*** Material supplied Section Begins ***
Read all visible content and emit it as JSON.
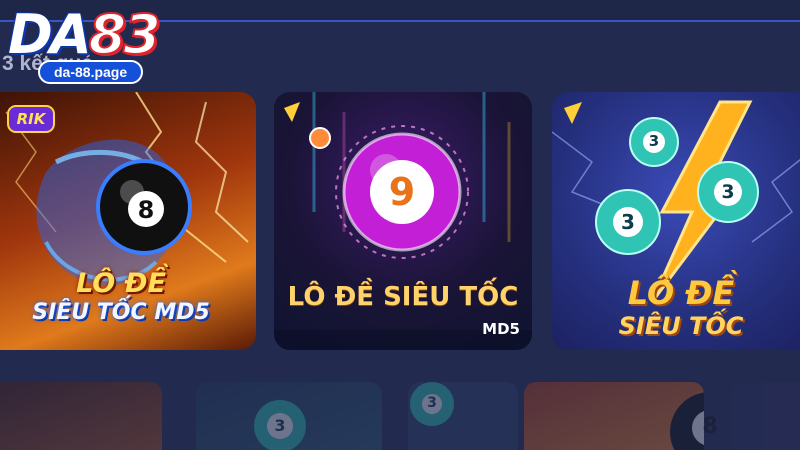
{
  "logo": {
    "brand_da": "DA",
    "brand_num": "83",
    "domain": "da-88.page"
  },
  "section": {
    "title": "3 kết quả"
  },
  "games": [
    {
      "badge": "RIK",
      "ball_number": "8",
      "title_line1": "LÔ ĐỀ",
      "title_line2": "SIÊU TỐC MD5"
    },
    {
      "ball_number": "9",
      "title_line1": "LÔ ĐỀ SIÊU TỐC",
      "title_line2": "MD5"
    },
    {
      "ball_number_a": "3",
      "ball_number_b": "3",
      "ball_number_c": "3",
      "title_line1": "LÔ ĐỀ",
      "title_line2": "SIÊU TỐC"
    }
  ],
  "bottom": {
    "ball_a": "3",
    "ball_b": "3",
    "ball_c": "8"
  },
  "colors": {
    "background": "#222a50",
    "accent": "#3a55c8",
    "logo_red": "#e0242c",
    "logo_blue": "#1550d8"
  }
}
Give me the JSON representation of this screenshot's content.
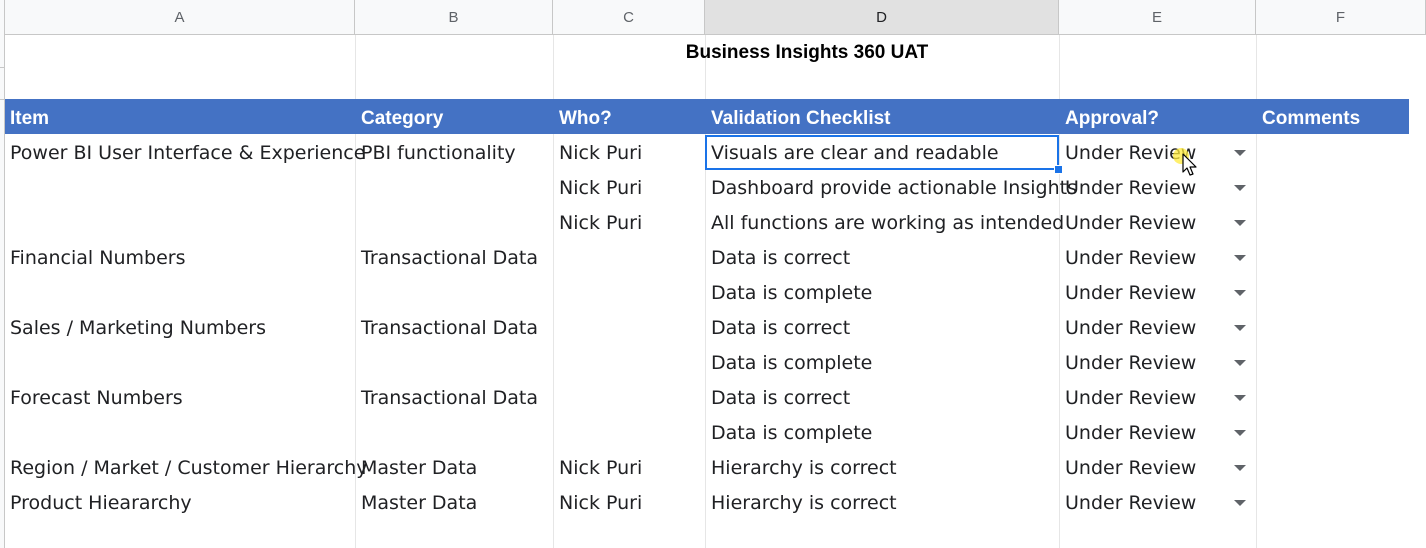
{
  "columns": [
    "A",
    "B",
    "C",
    "D",
    "E",
    "F"
  ],
  "title": "Business Insights 360 UAT",
  "headers": {
    "item": "Item",
    "category": "Category",
    "who": "Who?",
    "validation": "Validation Checklist",
    "approval": "Approval?",
    "comments": "Comments"
  },
  "rows": [
    {
      "item": "Power BI User Interface & Experience",
      "category": "PBI functionality",
      "who": "Nick Puri",
      "validation": "Visuals are clear and readable",
      "approval": "Under Review",
      "comments": ""
    },
    {
      "item": "",
      "category": "",
      "who": "Nick Puri",
      "validation": "Dashboard provide actionable Insights",
      "approval": "Under Review",
      "comments": ""
    },
    {
      "item": "",
      "category": "",
      "who": "Nick Puri",
      "validation": "All functions are working as intended",
      "approval": "Under Review",
      "comments": ""
    },
    {
      "item": "Financial Numbers",
      "category": "Transactional Data",
      "who": "",
      "validation": "Data is correct",
      "approval": "Under Review",
      "comments": ""
    },
    {
      "item": "",
      "category": "",
      "who": "",
      "validation": "Data is complete",
      "approval": "Under Review",
      "comments": ""
    },
    {
      "item": "Sales / Marketing Numbers",
      "category": "Transactional Data",
      "who": "",
      "validation": "Data is correct",
      "approval": "Under Review",
      "comments": ""
    },
    {
      "item": "",
      "category": "",
      "who": "",
      "validation": "Data is complete",
      "approval": "Under Review",
      "comments": ""
    },
    {
      "item": "Forecast Numbers",
      "category": "Transactional Data",
      "who": "",
      "validation": "Data is correct",
      "approval": "Under Review",
      "comments": ""
    },
    {
      "item": "",
      "category": "",
      "who": "",
      "validation": "Data is complete",
      "approval": "Under Review",
      "comments": ""
    },
    {
      "item": "Region / Market / Customer Hierarchy",
      "category": "Master Data",
      "who": "Nick Puri",
      "validation": "Hierarchy is correct",
      "approval": "Under Review",
      "comments": ""
    },
    {
      "item": "Product Hieararchy",
      "category": "Master Data",
      "who": "Nick Puri",
      "validation": "Hierarchy is correct",
      "approval": "Under Review",
      "comments": ""
    }
  ],
  "selected_cell": "D",
  "colors": {
    "header_band": "#4472c4",
    "selection": "#1a73e8",
    "cursor_highlight": "#ffeb3b"
  },
  "icons": {
    "dropdown": "dropdown-arrow-icon",
    "cursor": "mouse-pointer-icon"
  }
}
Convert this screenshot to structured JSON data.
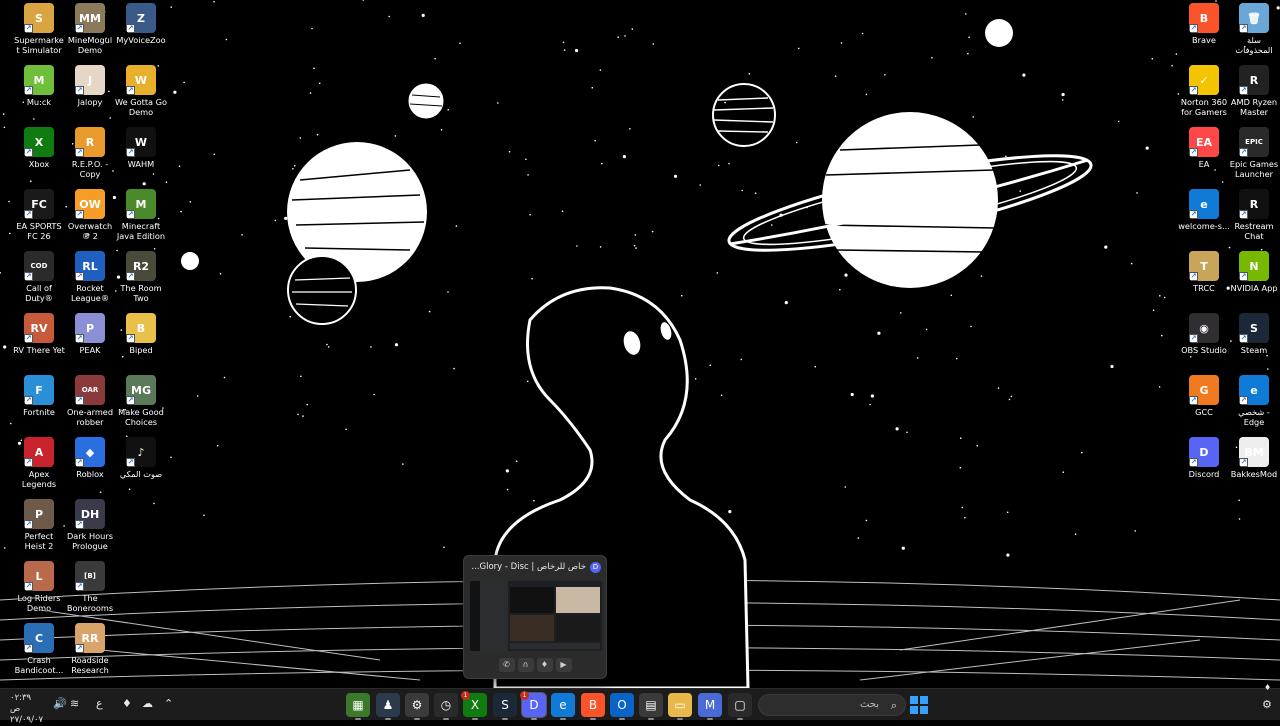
{
  "desktop": {
    "left_col_1": [
      {
        "label": "Supermarket Simulator ...",
        "icon": "supermarket-simulator-icon",
        "color": "#d9a441",
        "glyph": "S"
      },
      {
        "label": "Mu:ck",
        "icon": "muck-icon",
        "color": "#6fbf3a",
        "glyph": "M"
      },
      {
        "label": "Xbox",
        "icon": "xbox-icon",
        "color": "#107c10",
        "glyph": "X"
      },
      {
        "label": "EA SPORTS FC 26",
        "icon": "ea-sports-fc-icon",
        "color": "#1a1a1a",
        "glyph": "FC"
      },
      {
        "label": "Call of Duty®",
        "icon": "call-of-duty-icon",
        "color": "#2b2b2b",
        "glyph": "COD"
      },
      {
        "label": "RV There Yet",
        "icon": "rv-there-yet-icon",
        "color": "#c85a3c",
        "glyph": "RV"
      },
      {
        "label": "Fortnite",
        "icon": "fortnite-icon",
        "color": "#2a8fd6",
        "glyph": "F"
      },
      {
        "label": "Apex Legends",
        "icon": "apex-legends-icon",
        "color": "#c8232c",
        "glyph": "A"
      },
      {
        "label": "Perfect Heist 2",
        "icon": "perfect-heist-icon",
        "color": "#6e5a4a",
        "glyph": "P"
      },
      {
        "label": "Log Riders Demo",
        "icon": "log-riders-icon",
        "color": "#b96a4a",
        "glyph": "L"
      },
      {
        "label": "Crash Bandicoot...",
        "icon": "crash-bandicoot-icon",
        "color": "#2a6fb5",
        "glyph": "C"
      }
    ],
    "left_col_2": [
      {
        "label": "MineMogul Demo",
        "icon": "minemogul-icon",
        "color": "#8a7a5a",
        "glyph": "MM"
      },
      {
        "label": "Jalopy",
        "icon": "jalopy-icon",
        "color": "#e6d6c6",
        "glyph": "J"
      },
      {
        "label": "R.E.P.O. - Copy",
        "icon": "repo-icon",
        "color": "#e89a2a",
        "glyph": "R"
      },
      {
        "label": "Overwatch® 2",
        "icon": "overwatch-icon",
        "color": "#f59d26",
        "glyph": "OW"
      },
      {
        "label": "Rocket League®",
        "icon": "rocket-league-icon",
        "color": "#1f5fbf",
        "glyph": "RL"
      },
      {
        "label": "PEAK",
        "icon": "peak-icon",
        "color": "#8a8fd6",
        "glyph": "P"
      },
      {
        "label": "One-armed robber",
        "icon": "one-armed-robber-icon",
        "color": "#8a3a3a",
        "glyph": "OAR"
      },
      {
        "label": "Roblox",
        "icon": "roblox-icon",
        "color": "#2a6fe0",
        "glyph": "◆"
      },
      {
        "label": "Dark Hours Prologue",
        "icon": "dark-hours-icon",
        "color": "#3a3a4a",
        "glyph": "DH"
      },
      {
        "label": "The Bonerooms",
        "icon": "bonerooms-icon",
        "color": "#3a3a3a",
        "glyph": "[B]"
      },
      {
        "label": "Roadside Research",
        "icon": "roadside-research-icon",
        "color": "#d9a46a",
        "glyph": "RR"
      }
    ],
    "left_col_3": [
      {
        "label": "MyVoiceZoo",
        "icon": "myvoicezoo-icon",
        "color": "#3a5a8a",
        "glyph": "Z"
      },
      {
        "label": "We Gotta Go Demo",
        "icon": "we-gotta-go-icon",
        "color": "#e8b02a",
        "glyph": "W"
      },
      {
        "label": "WAHM",
        "icon": "wahm-icon",
        "color": "#111111",
        "glyph": "W"
      },
      {
        "label": "Minecraft Java Edition",
        "icon": "minecraft-icon",
        "color": "#4a8a2a",
        "glyph": "M"
      },
      {
        "label": "The Room Two",
        "icon": "the-room-two-icon",
        "color": "#4a4a3a",
        "glyph": "R2"
      },
      {
        "label": "Biped",
        "icon": "biped-icon",
        "color": "#e8c04a",
        "glyph": "B"
      },
      {
        "label": "Make Good Choices",
        "icon": "make-good-choices-icon",
        "color": "#5a7a5a",
        "glyph": "MG"
      },
      {
        "label": "صوت المكي",
        "icon": "audio-icon",
        "color": "#111111",
        "glyph": "♪"
      }
    ],
    "right_col_1": [
      {
        "label": "Brave",
        "icon": "brave-icon",
        "color": "#fb542b",
        "glyph": "B"
      },
      {
        "label": "Norton 360 for Gamers",
        "icon": "norton-icon",
        "color": "#f2c500",
        "glyph": "✓"
      },
      {
        "label": "EA",
        "icon": "ea-icon",
        "color": "#ff4747",
        "glyph": "EA"
      },
      {
        "label": "welcome-s...",
        "icon": "edge-icon",
        "color": "#0f7bd6",
        "glyph": "e"
      },
      {
        "label": "TRCC",
        "icon": "trcc-icon",
        "color": "#c9a55a",
        "glyph": "T"
      },
      {
        "label": "OBS Studio",
        "icon": "obs-icon",
        "color": "#302e31",
        "glyph": "◉"
      },
      {
        "label": "GCC",
        "icon": "gcc-icon",
        "color": "#f07a1f",
        "glyph": "G"
      },
      {
        "label": "Discord",
        "icon": "discord-icon",
        "color": "#5865f2",
        "glyph": "D"
      }
    ],
    "right_col_2": [
      {
        "label": "سلة المحذوفات",
        "icon": "recycle-bin-icon",
        "color": "#6aa6d6",
        "glyph": "🗑"
      },
      {
        "label": "AMD Ryzen Master",
        "icon": "amd-ryzen-icon",
        "color": "#222222",
        "glyph": "R"
      },
      {
        "label": "Epic Games Launcher",
        "icon": "epic-games-icon",
        "color": "#2a2a2a",
        "glyph": "EPIC"
      },
      {
        "label": "Restream Chat",
        "icon": "restream-icon",
        "color": "#111111",
        "glyph": "R"
      },
      {
        "label": "NVIDIA App",
        "icon": "nvidia-icon",
        "color": "#76b900",
        "glyph": "N"
      },
      {
        "label": "Steam",
        "icon": "steam-icon",
        "color": "#1b2838",
        "glyph": "S"
      },
      {
        "label": "شخصي - Edge",
        "icon": "edge-profile-icon",
        "color": "#0f7bd6",
        "glyph": "e"
      },
      {
        "label": "BakkesMod",
        "icon": "bakkesmod-icon",
        "color": "#eeeeee",
        "glyph": "BM"
      }
    ]
  },
  "preview": {
    "title": "خاص للرخاص | Glory - Disc...",
    "app_icon": "discord-icon",
    "controls": [
      "phone-icon",
      "headset-icon",
      "microphone-icon",
      "camera-icon"
    ]
  },
  "taskbar": {
    "search_placeholder": "بحث",
    "start_icon": "windows-start-icon",
    "apps": [
      {
        "name": "minecraft-launcher-icon",
        "color": "#3a7a2a",
        "glyph": "▦"
      },
      {
        "name": "app-figure-icon",
        "color": "#2b3a4a",
        "glyph": "♟"
      },
      {
        "name": "settings-icon",
        "color": "#3a3a3a",
        "glyph": "⚙"
      },
      {
        "name": "clock-app-icon",
        "color": "#2a2a2a",
        "glyph": "◷",
        "badge": ""
      },
      {
        "name": "xbox-taskbar-icon",
        "color": "#107c10",
        "glyph": "X",
        "badge": "1"
      },
      {
        "name": "steam-taskbar-icon",
        "color": "#1b2838",
        "glyph": "S"
      },
      {
        "name": "discord-taskbar-icon",
        "color": "#5865f2",
        "glyph": "D",
        "badge": "1",
        "active": true
      },
      {
        "name": "edge-taskbar-icon",
        "color": "#0f7bd6",
        "glyph": "e"
      },
      {
        "name": "brave-taskbar-icon",
        "color": "#fb542b",
        "glyph": "B"
      },
      {
        "name": "outlook-icon",
        "color": "#0a64c8",
        "glyph": "O"
      },
      {
        "name": "store-icon",
        "color": "#3a3a3a",
        "glyph": "▤"
      },
      {
        "name": "file-explorer-icon",
        "color": "#e8b84a",
        "glyph": "▭"
      },
      {
        "name": "m365-icon",
        "color": "#4a6ad6",
        "glyph": "M"
      },
      {
        "name": "task-view-icon",
        "color": "#2a2a2a",
        "glyph": "▢"
      }
    ],
    "tray": {
      "language": "ع",
      "time": "٠٢:٣٩ ص",
      "date": "٢٧/٠٩/٠٧"
    }
  }
}
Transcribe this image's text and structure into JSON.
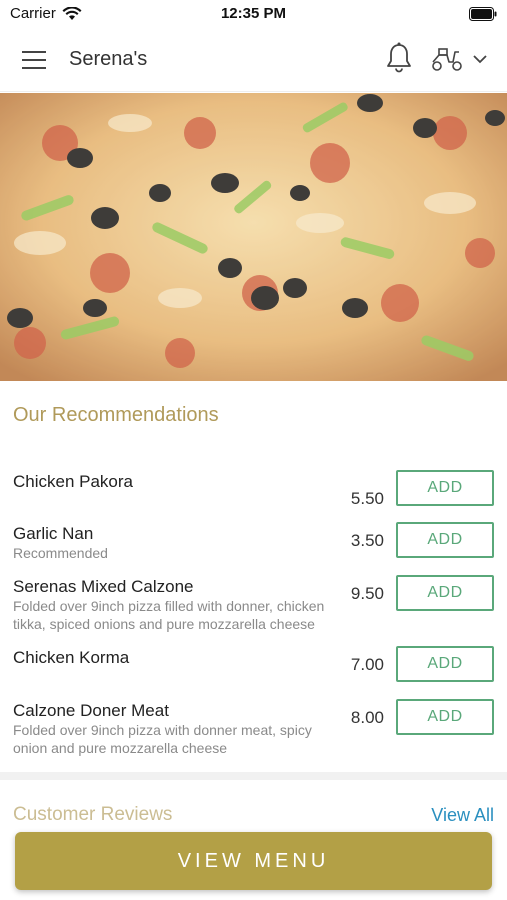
{
  "status_bar": {
    "carrier": "Carrier",
    "time": "12:35 PM"
  },
  "header": {
    "title": "Serena's"
  },
  "recommendations": {
    "title": "Our Recommendations",
    "add_label": "ADD",
    "items": [
      {
        "name": "Chicken Pakora",
        "description": "",
        "price": "5.50"
      },
      {
        "name": "Garlic Nan",
        "description": "Recommended",
        "price": "3.50"
      },
      {
        "name": "Serenas Mixed Calzone",
        "description": "Folded over 9inch pizza filled with donner, chicken tikka, spiced onions and pure mozzarella cheese",
        "price": "9.50"
      },
      {
        "name": "Chicken Korma",
        "description": "",
        "price": "7.00"
      },
      {
        "name": "Calzone Doner Meat",
        "description": "Folded over 9inch pizza with donner meat, spicy onion and pure mozzarella cheese",
        "price": "8.00"
      }
    ]
  },
  "reviews": {
    "title": "Customer Reviews",
    "view_all": "View All"
  },
  "footer": {
    "view_menu": "VIEW MENU"
  },
  "colors": {
    "accent": "#b3a046",
    "section_title": "#b09a5a",
    "add_button": "#5aa87a",
    "link": "#2a8fbf"
  },
  "icons": [
    "wifi-icon",
    "battery-icon",
    "hamburger-menu-icon",
    "bell-icon",
    "delivery-scooter-icon",
    "chevron-down-icon"
  ]
}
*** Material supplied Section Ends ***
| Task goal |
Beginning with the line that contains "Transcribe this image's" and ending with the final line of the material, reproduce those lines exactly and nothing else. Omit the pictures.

| Answer space |
Transcribe this image's text and structure into JSON.
{
  "status_bar": {
    "carrier": "Carrier",
    "time": "12:35 PM"
  },
  "header": {
    "title": "Serena's"
  },
  "recommendations": {
    "title": "Our Recommendations",
    "add_label": "ADD",
    "items": [
      {
        "name": "Chicken Pakora",
        "description": "",
        "price": "5.50"
      },
      {
        "name": "Garlic Nan",
        "description": "Recommended",
        "price": "3.50"
      },
      {
        "name": "Serenas Mixed Calzone",
        "description": "Folded over 9inch pizza filled with donner, chicken tikka, spiced onions and pure mozzarella cheese",
        "price": "9.50"
      },
      {
        "name": "Chicken Korma",
        "description": "",
        "price": "7.00"
      },
      {
        "name": "Calzone Doner Meat",
        "description": "Folded over 9inch pizza with donner meat, spicy onion and pure mozzarella cheese",
        "price": "8.00"
      }
    ]
  },
  "reviews": {
    "title": "Customer Reviews",
    "view_all": "View All"
  },
  "footer": {
    "view_menu": "VIEW MENU"
  },
  "colors": {
    "accent": "#b3a046",
    "section_title": "#b09a5a",
    "add_button": "#5aa87a",
    "link": "#2a8fbf"
  },
  "icons": [
    "wifi-icon",
    "battery-icon",
    "hamburger-menu-icon",
    "bell-icon",
    "delivery-scooter-icon",
    "chevron-down-icon"
  ]
}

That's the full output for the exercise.